ASSIGNMENT:
The data should be written out in full, exactly as it stands, and the pictures dropped.

ENTRIES SHOWN:

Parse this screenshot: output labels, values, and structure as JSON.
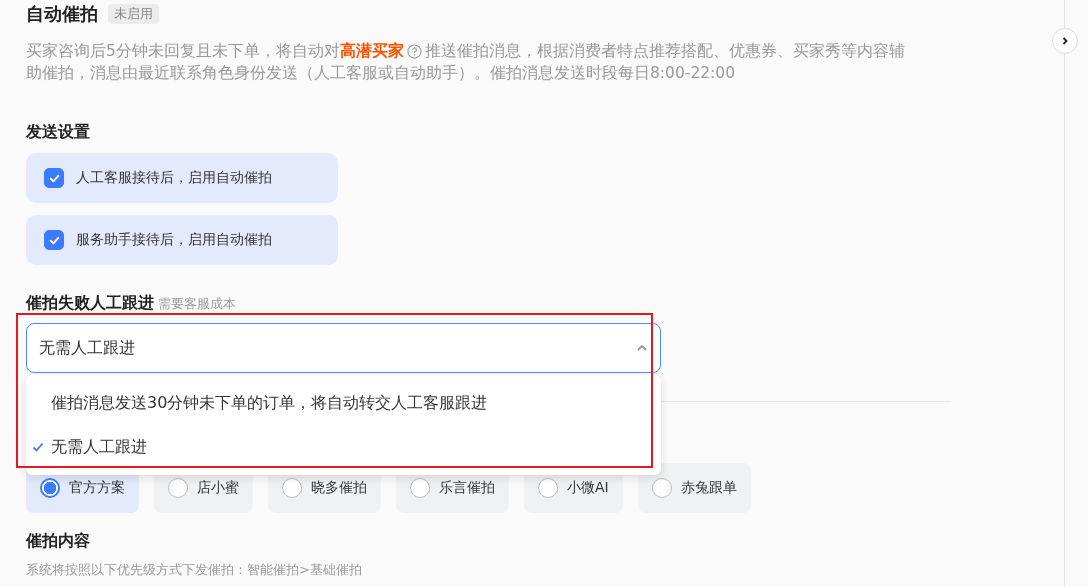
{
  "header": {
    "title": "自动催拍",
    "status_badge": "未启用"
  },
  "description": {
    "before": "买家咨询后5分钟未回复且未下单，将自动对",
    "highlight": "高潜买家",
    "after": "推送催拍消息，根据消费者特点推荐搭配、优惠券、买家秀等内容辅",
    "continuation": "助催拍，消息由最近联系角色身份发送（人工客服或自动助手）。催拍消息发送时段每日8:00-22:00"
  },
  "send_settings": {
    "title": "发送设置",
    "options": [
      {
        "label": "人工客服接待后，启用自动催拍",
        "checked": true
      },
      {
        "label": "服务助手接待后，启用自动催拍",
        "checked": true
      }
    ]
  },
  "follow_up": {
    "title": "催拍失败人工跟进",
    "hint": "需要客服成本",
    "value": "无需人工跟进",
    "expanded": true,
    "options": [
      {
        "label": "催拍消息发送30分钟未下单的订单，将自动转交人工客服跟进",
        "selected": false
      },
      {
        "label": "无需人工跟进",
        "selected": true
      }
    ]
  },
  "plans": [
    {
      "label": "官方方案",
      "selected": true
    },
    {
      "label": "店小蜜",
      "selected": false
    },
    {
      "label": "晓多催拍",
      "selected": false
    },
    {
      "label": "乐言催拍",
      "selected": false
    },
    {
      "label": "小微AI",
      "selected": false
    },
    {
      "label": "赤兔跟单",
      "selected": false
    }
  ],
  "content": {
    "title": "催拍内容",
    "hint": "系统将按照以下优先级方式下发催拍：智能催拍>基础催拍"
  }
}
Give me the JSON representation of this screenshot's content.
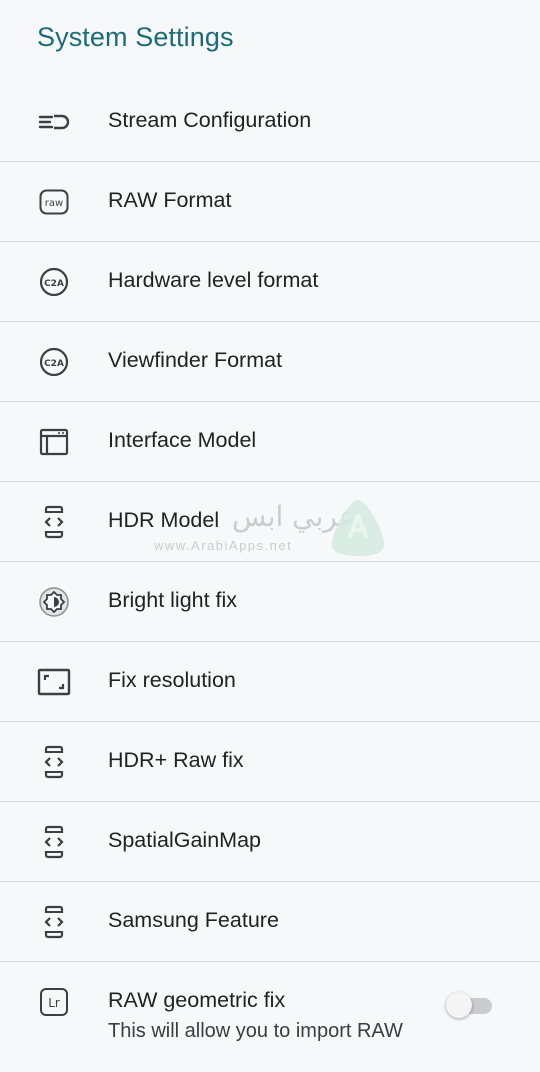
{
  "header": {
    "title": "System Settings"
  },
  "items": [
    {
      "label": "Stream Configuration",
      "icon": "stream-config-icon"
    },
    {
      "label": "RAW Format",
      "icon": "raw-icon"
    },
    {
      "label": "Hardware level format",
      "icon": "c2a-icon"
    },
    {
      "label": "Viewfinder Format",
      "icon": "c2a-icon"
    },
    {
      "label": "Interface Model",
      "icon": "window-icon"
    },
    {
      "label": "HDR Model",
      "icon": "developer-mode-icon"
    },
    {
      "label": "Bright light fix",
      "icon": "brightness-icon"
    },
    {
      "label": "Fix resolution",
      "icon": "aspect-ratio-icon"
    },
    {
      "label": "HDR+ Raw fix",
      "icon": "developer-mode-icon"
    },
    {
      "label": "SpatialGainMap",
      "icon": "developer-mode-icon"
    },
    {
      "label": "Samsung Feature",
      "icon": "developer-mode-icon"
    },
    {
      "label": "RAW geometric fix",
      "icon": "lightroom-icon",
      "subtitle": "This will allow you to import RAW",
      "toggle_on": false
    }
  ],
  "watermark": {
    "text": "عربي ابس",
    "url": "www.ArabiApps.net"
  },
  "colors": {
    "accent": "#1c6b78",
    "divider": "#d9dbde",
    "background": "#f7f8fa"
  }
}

ANSWER SECTION:
Parse this screenshot: output labels, values, and structure as JSON.
{
  "header": {
    "title": "自动催拍",
    "status_badge": "未启用"
  },
  "description": {
    "before": "买家咨询后5分钟未回复且未下单，将自动对",
    "highlight": "高潜买家",
    "after": "推送催拍消息，根据消费者特点推荐搭配、优惠券、买家秀等内容辅",
    "continuation": "助催拍，消息由最近联系角色身份发送（人工客服或自动助手）。催拍消息发送时段每日8:00-22:00"
  },
  "send_settings": {
    "title": "发送设置",
    "options": [
      {
        "label": "人工客服接待后，启用自动催拍",
        "checked": true
      },
      {
        "label": "服务助手接待后，启用自动催拍",
        "checked": true
      }
    ]
  },
  "follow_up": {
    "title": "催拍失败人工跟进",
    "hint": "需要客服成本",
    "value": "无需人工跟进",
    "expanded": true,
    "options": [
      {
        "label": "催拍消息发送30分钟未下单的订单，将自动转交人工客服跟进",
        "selected": false
      },
      {
        "label": "无需人工跟进",
        "selected": true
      }
    ]
  },
  "plans": [
    {
      "label": "官方方案",
      "selected": true
    },
    {
      "label": "店小蜜",
      "selected": false
    },
    {
      "label": "晓多催拍",
      "selected": false
    },
    {
      "label": "乐言催拍",
      "selected": false
    },
    {
      "label": "小微AI",
      "selected": false
    },
    {
      "label": "赤兔跟单",
      "selected": false
    }
  ],
  "content": {
    "title": "催拍内容",
    "hint": "系统将按照以下优先级方式下发催拍：智能催拍>基础催拍"
  }
}
Give me the JSON representation of this screenshot's content.
{
  "header": {
    "title": "System Settings"
  },
  "items": [
    {
      "label": "Stream Configuration",
      "icon": "stream-config-icon"
    },
    {
      "label": "RAW Format",
      "icon": "raw-icon"
    },
    {
      "label": "Hardware level format",
      "icon": "c2a-icon"
    },
    {
      "label": "Viewfinder Format",
      "icon": "c2a-icon"
    },
    {
      "label": "Interface Model",
      "icon": "window-icon"
    },
    {
      "label": "HDR Model",
      "icon": "developer-mode-icon"
    },
    {
      "label": "Bright light fix",
      "icon": "brightness-icon"
    },
    {
      "label": "Fix resolution",
      "icon": "aspect-ratio-icon"
    },
    {
      "label": "HDR+ Raw fix",
      "icon": "developer-mode-icon"
    },
    {
      "label": "SpatialGainMap",
      "icon": "developer-mode-icon"
    },
    {
      "label": "Samsung Feature",
      "icon": "developer-mode-icon"
    },
    {
      "label": "RAW geometric fix",
      "icon": "lightroom-icon",
      "subtitle": "This will allow you to import RAW",
      "toggle_on": false
    }
  ],
  "watermark": {
    "text": "عربي ابس",
    "url": "www.ArabiApps.net"
  },
  "colors": {
    "accent": "#1c6b78",
    "divider": "#d9dbde",
    "background": "#f7f8fa"
  }
}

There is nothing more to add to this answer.